by Colin Snow, MBA | 2015-06-08 | Article ID: QT15-06 | Article Type: QuickTake
Today, DJI continued its push to compete with open source development platforms that see significant traction for researchers and new products. Announcing its developer platform quadcopter, called the Matrice, and its object avoidance system (OAS), which it calls Guidance, DJI added these products to its developer suite for new hardware and software applications. The Matrice lets developers create unique aerial hardware solutions, and Guidance combines ultrasonic sensors and stereo cameras for avoiding collisions. Both systems are programmable for new applications via a software developer kit (SDK).
Previously, DJI announced an SDK for the Phantom 2 Vision+ and now has opened its very popular Phantom 3 and Inspire 1 aerial systems with new SDKs. Software firms like DroneDeploy and Pix4D have built usable commercial apps on the old SDK, and it remains to be seen what they will do with the new ones. It is pretty much a given they will adapt their products to the Phantom 3 and Inspire 1.

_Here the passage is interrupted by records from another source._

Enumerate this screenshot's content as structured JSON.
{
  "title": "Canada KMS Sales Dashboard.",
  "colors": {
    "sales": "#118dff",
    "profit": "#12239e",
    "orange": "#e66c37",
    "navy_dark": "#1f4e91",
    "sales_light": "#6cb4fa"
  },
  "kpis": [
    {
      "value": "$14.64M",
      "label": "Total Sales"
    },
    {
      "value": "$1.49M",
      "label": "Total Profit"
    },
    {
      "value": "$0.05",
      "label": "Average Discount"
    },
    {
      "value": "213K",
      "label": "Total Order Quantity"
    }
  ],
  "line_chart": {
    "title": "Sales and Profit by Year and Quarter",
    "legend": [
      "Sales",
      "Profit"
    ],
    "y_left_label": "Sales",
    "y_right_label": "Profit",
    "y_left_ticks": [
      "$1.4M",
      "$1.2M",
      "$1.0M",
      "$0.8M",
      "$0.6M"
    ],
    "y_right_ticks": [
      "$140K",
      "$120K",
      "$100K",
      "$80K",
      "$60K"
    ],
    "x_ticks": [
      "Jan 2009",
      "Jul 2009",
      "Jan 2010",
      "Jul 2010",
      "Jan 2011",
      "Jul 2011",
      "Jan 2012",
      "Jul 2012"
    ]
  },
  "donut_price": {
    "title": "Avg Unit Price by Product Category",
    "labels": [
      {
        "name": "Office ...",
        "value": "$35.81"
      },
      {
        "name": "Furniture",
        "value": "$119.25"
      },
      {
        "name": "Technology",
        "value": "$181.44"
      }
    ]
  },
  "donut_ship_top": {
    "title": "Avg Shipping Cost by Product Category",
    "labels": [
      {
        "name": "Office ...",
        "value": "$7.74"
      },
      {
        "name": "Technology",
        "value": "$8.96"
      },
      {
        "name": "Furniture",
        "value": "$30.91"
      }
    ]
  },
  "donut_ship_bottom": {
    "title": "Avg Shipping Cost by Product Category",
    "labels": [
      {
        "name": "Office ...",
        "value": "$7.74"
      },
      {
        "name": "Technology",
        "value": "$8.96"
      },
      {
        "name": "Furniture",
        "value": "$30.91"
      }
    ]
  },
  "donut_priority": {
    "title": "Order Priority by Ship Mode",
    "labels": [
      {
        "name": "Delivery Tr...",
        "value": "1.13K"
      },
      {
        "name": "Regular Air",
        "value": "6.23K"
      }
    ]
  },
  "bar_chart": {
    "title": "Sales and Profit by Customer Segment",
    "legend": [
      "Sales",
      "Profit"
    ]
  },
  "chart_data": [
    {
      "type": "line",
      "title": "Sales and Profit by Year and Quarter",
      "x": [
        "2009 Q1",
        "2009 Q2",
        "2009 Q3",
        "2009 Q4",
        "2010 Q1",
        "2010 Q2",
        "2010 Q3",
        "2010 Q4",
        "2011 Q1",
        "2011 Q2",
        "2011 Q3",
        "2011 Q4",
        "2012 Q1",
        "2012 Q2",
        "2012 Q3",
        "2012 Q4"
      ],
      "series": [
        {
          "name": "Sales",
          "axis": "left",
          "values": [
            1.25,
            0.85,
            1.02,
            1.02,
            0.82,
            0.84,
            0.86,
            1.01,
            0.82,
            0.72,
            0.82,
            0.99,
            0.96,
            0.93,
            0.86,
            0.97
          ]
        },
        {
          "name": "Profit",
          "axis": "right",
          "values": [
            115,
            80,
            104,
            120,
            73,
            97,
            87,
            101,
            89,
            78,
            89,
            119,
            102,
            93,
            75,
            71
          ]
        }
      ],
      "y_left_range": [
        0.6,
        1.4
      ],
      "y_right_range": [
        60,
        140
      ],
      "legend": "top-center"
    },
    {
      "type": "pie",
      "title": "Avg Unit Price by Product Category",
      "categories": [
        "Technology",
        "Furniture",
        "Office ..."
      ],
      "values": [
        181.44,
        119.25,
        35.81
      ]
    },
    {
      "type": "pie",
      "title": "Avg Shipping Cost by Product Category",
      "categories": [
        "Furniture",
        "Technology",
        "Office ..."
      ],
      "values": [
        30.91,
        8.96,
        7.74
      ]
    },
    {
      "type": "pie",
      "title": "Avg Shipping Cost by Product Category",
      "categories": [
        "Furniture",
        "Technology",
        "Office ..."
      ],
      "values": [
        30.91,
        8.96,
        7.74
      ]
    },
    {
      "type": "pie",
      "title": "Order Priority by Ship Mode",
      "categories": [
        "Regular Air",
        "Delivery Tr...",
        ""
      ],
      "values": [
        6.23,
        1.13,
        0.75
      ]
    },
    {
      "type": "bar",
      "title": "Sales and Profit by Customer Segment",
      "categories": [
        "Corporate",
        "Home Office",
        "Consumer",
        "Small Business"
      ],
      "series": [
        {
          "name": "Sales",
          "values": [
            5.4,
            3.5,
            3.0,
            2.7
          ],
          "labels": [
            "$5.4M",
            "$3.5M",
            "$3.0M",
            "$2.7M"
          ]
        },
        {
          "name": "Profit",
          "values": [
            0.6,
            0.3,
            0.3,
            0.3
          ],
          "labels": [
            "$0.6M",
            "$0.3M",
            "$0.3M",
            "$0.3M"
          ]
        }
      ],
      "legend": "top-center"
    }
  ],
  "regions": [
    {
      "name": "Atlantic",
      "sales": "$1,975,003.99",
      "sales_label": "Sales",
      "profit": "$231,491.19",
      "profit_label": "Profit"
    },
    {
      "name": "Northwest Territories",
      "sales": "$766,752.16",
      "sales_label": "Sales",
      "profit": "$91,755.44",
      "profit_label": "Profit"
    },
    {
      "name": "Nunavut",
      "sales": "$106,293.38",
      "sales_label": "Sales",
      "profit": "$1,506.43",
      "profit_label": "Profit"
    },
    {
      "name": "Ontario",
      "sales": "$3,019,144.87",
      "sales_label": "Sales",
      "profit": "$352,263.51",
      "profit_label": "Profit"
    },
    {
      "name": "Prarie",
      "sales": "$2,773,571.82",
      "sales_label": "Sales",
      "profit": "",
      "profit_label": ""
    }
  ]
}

But the big question is whether companies will develop commercial drones on the Matrice and Guidance combination. If they do, they will have to compete with fully developed / application-specific turnkey products like senseFly’s eXom. That product was thoughtfully developed, is already in market, and has ready buyers. Additionally, DJI will need to deliver a more compelling vision for developers than this initial promotion video showcasing a big-brotheresque use case of identifying illegally parked cars.